EXTRACTED INFORMATION START
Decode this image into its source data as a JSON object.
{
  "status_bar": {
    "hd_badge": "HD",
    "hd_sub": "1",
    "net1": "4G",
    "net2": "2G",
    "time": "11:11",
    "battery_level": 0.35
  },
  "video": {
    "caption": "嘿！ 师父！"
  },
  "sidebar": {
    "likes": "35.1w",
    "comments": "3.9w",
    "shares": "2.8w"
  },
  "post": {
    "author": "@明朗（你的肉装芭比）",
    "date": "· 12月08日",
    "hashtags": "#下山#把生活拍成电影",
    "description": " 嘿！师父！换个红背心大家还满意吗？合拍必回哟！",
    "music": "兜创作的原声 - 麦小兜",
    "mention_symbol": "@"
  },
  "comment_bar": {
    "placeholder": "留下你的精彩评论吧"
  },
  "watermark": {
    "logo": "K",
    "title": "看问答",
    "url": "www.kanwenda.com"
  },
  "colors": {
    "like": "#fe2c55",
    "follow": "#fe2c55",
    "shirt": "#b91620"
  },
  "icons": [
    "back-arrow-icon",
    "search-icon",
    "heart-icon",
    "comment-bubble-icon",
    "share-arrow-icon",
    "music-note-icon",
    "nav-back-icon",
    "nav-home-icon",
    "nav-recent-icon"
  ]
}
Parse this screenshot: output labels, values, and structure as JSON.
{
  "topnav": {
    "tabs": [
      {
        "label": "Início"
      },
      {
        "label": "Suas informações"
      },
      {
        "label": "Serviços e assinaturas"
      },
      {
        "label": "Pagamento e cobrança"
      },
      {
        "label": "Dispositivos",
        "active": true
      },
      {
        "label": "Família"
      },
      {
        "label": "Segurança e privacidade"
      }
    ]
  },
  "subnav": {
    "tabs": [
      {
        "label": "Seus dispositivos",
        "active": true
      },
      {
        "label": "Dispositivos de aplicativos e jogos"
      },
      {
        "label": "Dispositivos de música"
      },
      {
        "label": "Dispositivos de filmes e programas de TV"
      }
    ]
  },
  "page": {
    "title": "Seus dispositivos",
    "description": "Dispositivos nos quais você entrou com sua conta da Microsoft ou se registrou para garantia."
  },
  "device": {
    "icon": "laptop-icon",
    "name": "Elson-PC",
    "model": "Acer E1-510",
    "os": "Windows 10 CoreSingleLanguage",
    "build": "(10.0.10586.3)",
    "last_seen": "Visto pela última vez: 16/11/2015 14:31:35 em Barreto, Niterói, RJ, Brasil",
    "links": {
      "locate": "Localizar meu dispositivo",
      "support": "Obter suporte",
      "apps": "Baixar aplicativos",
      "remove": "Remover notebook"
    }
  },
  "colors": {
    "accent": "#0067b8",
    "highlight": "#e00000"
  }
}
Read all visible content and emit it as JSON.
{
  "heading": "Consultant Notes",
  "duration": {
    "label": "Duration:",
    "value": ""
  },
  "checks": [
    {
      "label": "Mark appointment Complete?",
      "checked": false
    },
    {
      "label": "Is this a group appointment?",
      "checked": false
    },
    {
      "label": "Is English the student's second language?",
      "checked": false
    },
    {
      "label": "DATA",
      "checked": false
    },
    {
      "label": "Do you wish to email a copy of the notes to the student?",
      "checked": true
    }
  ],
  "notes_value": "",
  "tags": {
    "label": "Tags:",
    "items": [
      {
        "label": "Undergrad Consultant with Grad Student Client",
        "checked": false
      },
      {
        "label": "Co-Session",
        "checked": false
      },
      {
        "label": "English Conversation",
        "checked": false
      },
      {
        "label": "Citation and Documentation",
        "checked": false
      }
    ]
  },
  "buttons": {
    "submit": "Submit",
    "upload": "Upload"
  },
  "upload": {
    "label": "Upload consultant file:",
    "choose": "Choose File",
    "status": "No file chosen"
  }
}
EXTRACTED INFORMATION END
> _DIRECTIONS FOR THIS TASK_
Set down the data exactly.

> _SOLUTION TO THIS EXERCISE_
Decode this image into its source data as a JSON object.
{
  "status_bar": {
    "hd_badge": "HD",
    "hd_sub": "1",
    "net1": "4G",
    "net2": "2G",
    "time": "11:11",
    "battery_level": 0.35
  },
  "video": {
    "caption": "嘿！ 师父！"
  },
  "sidebar": {
    "likes": "35.1w",
    "comments": "3.9w",
    "shares": "2.8w"
  },
  "post": {
    "author": "@明朗（你的肉装芭比）",
    "date": "· 12月08日",
    "hashtags": "#下山#把生活拍成电影",
    "description": " 嘿！师父！换个红背心大家还满意吗？合拍必回哟！",
    "music": "兜创作的原声 - 麦小兜",
    "mention_symbol": "@"
  },
  "comment_bar": {
    "placeholder": "留下你的精彩评论吧"
  },
  "watermark": {
    "logo": "K",
    "title": "看问答",
    "url": "www.kanwenda.com"
  },
  "colors": {
    "like": "#fe2c55",
    "follow": "#fe2c55",
    "shirt": "#b91620"
  },
  "icons": [
    "back-arrow-icon",
    "search-icon",
    "heart-icon",
    "comment-bubble-icon",
    "share-arrow-icon",
    "music-note-icon",
    "nav-back-icon",
    "nav-home-icon",
    "nav-recent-icon"
  ]
}
Parse this screenshot: output labels, values, and structure as JSON.
{
  "topnav": {
    "tabs": [
      {
        "label": "Início"
      },
      {
        "label": "Suas informações"
      },
      {
        "label": "Serviços e assinaturas"
      },
      {
        "label": "Pagamento e cobrança"
      },
      {
        "label": "Dispositivos",
        "active": true
      },
      {
        "label": "Família"
      },
      {
        "label": "Segurança e privacidade"
      }
    ]
  },
  "subnav": {
    "tabs": [
      {
        "label": "Seus dispositivos",
        "active": true
      },
      {
        "label": "Dispositivos de aplicativos e jogos"
      },
      {
        "label": "Dispositivos de música"
      },
      {
        "label": "Dispositivos de filmes e programas de TV"
      }
    ]
  },
  "page": {
    "title": "Seus dispositivos",
    "description": "Dispositivos nos quais você entrou com sua conta da Microsoft ou se registrou para garantia."
  },
  "device": {
    "icon": "laptop-icon",
    "name": "Elson-PC",
    "model": "Acer E1-510",
    "os": "Windows 10 CoreSingleLanguage",
    "build": "(10.0.10586.3)",
    "last_seen": "Visto pela última vez: 16/11/2015 14:31:35 em Barreto, Niterói, RJ, Brasil",
    "links": {
      "locate": "Localizar meu dispositivo",
      "support": "Obter suporte",
      "apps": "Baixar aplicativos",
      "remove": "Remover notebook"
    }
  },
  "colors": {
    "accent": "#0067b8",
    "highlight": "#e00000"
  }
}
Read all visible content and emit it as JSON.
{
  "heading": "Consultant Notes",
  "duration": {
    "label": "Duration:",
    "value": ""
  },
  "checks": [
    {
      "label": "Mark appointment Complete?",
      "checked": false
    },
    {
      "label": "Is this a group appointment?",
      "checked": false
    },
    {
      "label": "Is English the student's second language?",
      "checked": false
    },
    {
      "label": "DATA",
      "checked": false
    },
    {
      "label": "Do you wish to email a copy of the notes to the student?",
      "checked": true
    }
  ],
  "notes_value": "",
  "tags": {
    "label": "Tags:",
    "items": [
      {
        "label": "Undergrad Consultant with Grad Student Client",
        "checked": false
      },
      {
        "label": "Co-Session",
        "checked": false
      },
      {
        "label": "English Conversation",
        "checked": false
      },
      {
        "label": "Citation and Documentation",
        "checked": false
      }
    ]
  },
  "buttons": {
    "submit": "Submit",
    "upload": "Upload"
  },
  "upload": {
    "label": "Upload consultant file:",
    "choose": "Choose File",
    "status": "No file chosen"
  }
}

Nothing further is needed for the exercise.